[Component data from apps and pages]
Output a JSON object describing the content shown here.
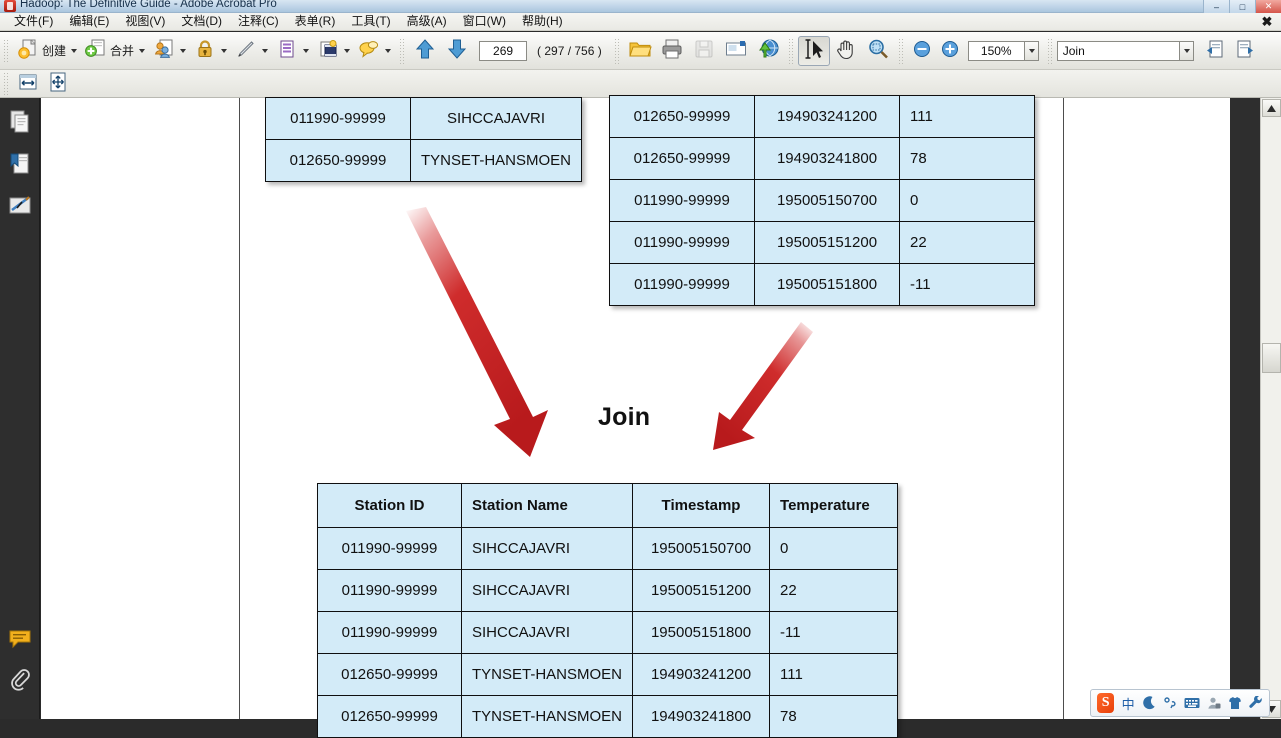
{
  "window": {
    "title": "Hadoop: The Definitive Guide - Adobe Acrobat Pro",
    "minimize_label": "–",
    "maximize_label": "□",
    "close_label": "✕",
    "menu_close_label": "✖"
  },
  "menu": {
    "items": [
      {
        "label": "文件(F)",
        "name": "menu-file"
      },
      {
        "label": "编辑(E)",
        "name": "menu-edit"
      },
      {
        "label": "视图(V)",
        "name": "menu-view"
      },
      {
        "label": "文档(D)",
        "name": "menu-document"
      },
      {
        "label": "注释(C)",
        "name": "menu-comments"
      },
      {
        "label": "表单(R)",
        "name": "menu-forms"
      },
      {
        "label": "工具(T)",
        "name": "menu-tools"
      },
      {
        "label": "高级(A)",
        "name": "menu-advanced"
      },
      {
        "label": "窗口(W)",
        "name": "menu-window"
      },
      {
        "label": "帮助(H)",
        "name": "menu-help"
      }
    ]
  },
  "toolbar": {
    "create_label": "创建",
    "combine_label": "合并",
    "page_number": "269",
    "page_total": "( 297 / 756 )",
    "zoom_value": "150%",
    "find_value": "Join",
    "icons": {
      "create": "create-pdf-icon",
      "combine": "combine-files-icon",
      "collaborate": "collaborate-icon",
      "secure": "secure-lock-icon",
      "sign": "sign-pen-icon",
      "forms": "forms-icon",
      "multimedia": "multimedia-icon",
      "comment": "comment-icon",
      "prev_page": "arrow-up-icon",
      "next_page": "arrow-down-icon",
      "open": "open-folder-icon",
      "print": "printer-icon",
      "save": "save-disk-icon",
      "email": "email-icon",
      "upload": "upload-globe-icon",
      "select": "text-select-icon",
      "hand": "hand-tool-icon",
      "marquee_zoom": "marquee-zoom-icon",
      "zoom_out": "zoom-out-icon",
      "zoom_in": "zoom-in-icon",
      "find_prev": "find-previous-icon",
      "find_next": "find-next-icon",
      "fit_width": "fit-width-icon",
      "fit_page": "fit-page-icon"
    }
  },
  "sidebar": {
    "items": [
      {
        "label": "页面缩略图",
        "name": "sidebar-page-thumbnails",
        "icon": "pages-icon"
      },
      {
        "label": "书签",
        "name": "sidebar-bookmarks",
        "icon": "bookmark-icon"
      },
      {
        "label": "签名",
        "name": "sidebar-signatures",
        "icon": "signature-icon"
      },
      {
        "label": "注释",
        "name": "sidebar-comments",
        "icon": "comment-bubble-icon"
      },
      {
        "label": "附件",
        "name": "sidebar-attachments",
        "icon": "paperclip-icon"
      }
    ]
  },
  "document": {
    "join_label": "Join",
    "table_stations": {
      "name": "station-table",
      "rows": [
        [
          "011990-99999",
          "SIHCCAJAVRI"
        ],
        [
          "012650-99999",
          "TYNSET-HANSMOEN"
        ]
      ]
    },
    "table_records": {
      "name": "records-table",
      "rows": [
        [
          "012650-99999",
          "194903241200",
          "111"
        ],
        [
          "012650-99999",
          "194903241800",
          "78"
        ],
        [
          "011990-99999",
          "195005150700",
          "0"
        ],
        [
          "011990-99999",
          "195005151200",
          "22"
        ],
        [
          "011990-99999",
          "195005151800",
          "-11"
        ]
      ]
    },
    "table_joined": {
      "name": "joined-table",
      "headers": [
        "Station ID",
        "Station Name",
        "Timestamp",
        "Temperature"
      ],
      "rows": [
        [
          "011990-99999",
          "SIHCCAJAVRI",
          "195005150700",
          "0"
        ],
        [
          "011990-99999",
          "SIHCCAJAVRI",
          "195005151200",
          "22"
        ],
        [
          "011990-99999",
          "SIHCCAJAVRI",
          "195005151800",
          "-11"
        ],
        [
          "012650-99999",
          "TYNSET-HANSMOEN",
          "194903241200",
          "111"
        ],
        [
          "012650-99999",
          "TYNSET-HANSMOEN",
          "194903241800",
          "78"
        ]
      ]
    },
    "arrow_color": "#cc2026"
  },
  "ime": {
    "logo": "S",
    "mode": "中",
    "items": [
      "moon-icon",
      "degree-comma-icon",
      "keyboard-icon",
      "user-icon",
      "skin-shirt-icon",
      "wrench-icon"
    ]
  }
}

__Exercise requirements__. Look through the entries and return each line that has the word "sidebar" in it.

__Written response__.
  "sidebar": {
        "name": "sidebar-page-thumbnails",
        "name": "sidebar-bookmarks",
        "name": "sidebar-signatures",
        "name": "sidebar-comments",
        "name": "sidebar-attachments",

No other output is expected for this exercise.